Behind a dispute between the Customs Service and the specialized federal appeals court that oversees tariff cases is an underlying conflict over judges' power to second-guess agency decisions.
The legal principle at stake, the Justice Department told the court, goes beyond customs matters and could affect how virtually all federal agencies' decisions fare when challenged in court.
The U.S. Court of Appeals for the Federal Circuit decided that it had no obligation to follow Customs Service decisions on tariffs, because they are set on a case-by-case basis, sometimes by officers in the field, rather than through formal regulations or policy declarations.
Such case-by-case tariffs, if challenged, are not binding on the court, the appeals court said.
In taking the case to the Supreme Court, the service complained that the appeals court has refused for the past five years to defer to the agency's interpretations of customs laws.

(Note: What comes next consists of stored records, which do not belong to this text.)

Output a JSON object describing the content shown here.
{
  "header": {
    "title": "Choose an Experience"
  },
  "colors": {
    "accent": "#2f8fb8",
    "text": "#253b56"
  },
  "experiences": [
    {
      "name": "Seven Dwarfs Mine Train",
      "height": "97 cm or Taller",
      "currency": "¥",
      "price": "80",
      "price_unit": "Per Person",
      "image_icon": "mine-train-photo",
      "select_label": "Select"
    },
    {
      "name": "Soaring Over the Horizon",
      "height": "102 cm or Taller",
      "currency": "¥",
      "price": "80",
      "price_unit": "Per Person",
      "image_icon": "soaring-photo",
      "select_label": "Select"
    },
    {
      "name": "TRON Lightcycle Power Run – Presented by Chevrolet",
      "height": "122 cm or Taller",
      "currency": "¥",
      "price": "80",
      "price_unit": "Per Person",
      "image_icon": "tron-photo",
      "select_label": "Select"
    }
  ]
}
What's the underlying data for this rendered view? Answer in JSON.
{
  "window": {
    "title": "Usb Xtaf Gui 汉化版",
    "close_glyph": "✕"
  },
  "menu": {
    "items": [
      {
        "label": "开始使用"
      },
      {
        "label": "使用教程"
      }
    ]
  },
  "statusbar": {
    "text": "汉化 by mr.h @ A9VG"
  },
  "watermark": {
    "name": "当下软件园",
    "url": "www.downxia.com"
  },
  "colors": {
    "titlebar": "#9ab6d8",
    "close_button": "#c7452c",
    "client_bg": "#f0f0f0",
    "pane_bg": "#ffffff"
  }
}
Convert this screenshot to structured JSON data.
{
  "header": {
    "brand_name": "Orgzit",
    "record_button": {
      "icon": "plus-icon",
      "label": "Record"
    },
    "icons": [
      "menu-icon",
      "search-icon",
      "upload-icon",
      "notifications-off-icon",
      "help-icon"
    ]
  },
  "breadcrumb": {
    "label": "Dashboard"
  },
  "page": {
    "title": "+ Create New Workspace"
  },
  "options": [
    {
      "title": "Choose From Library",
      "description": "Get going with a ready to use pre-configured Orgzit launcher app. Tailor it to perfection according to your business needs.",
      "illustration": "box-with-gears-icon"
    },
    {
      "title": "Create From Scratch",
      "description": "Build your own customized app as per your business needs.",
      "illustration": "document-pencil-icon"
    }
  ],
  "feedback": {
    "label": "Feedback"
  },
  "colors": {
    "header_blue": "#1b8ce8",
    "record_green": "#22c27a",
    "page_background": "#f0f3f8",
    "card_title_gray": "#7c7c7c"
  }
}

It noted that the Supreme Court had overturned one of those rulings by the appeals court a year ago, in a case involving imports of wrinkle-free men's slacks.
In the case before the justices, the appeals court ruled that "day planners" - memo pads used for the recording of appointments and day-to-day assignments - are not diaries, within the meaning of customs laws and thus are free of any tariff.
A diary, it said, records impressions, sometimes at great length, and not just notations of appointments.
The Customs Service argued that day planners qualify as diaries, making them subject to a tariff of 1.6 percent of imported value.
The case involves Mead Corp., which imports five varieties of day planners for resale in the United States.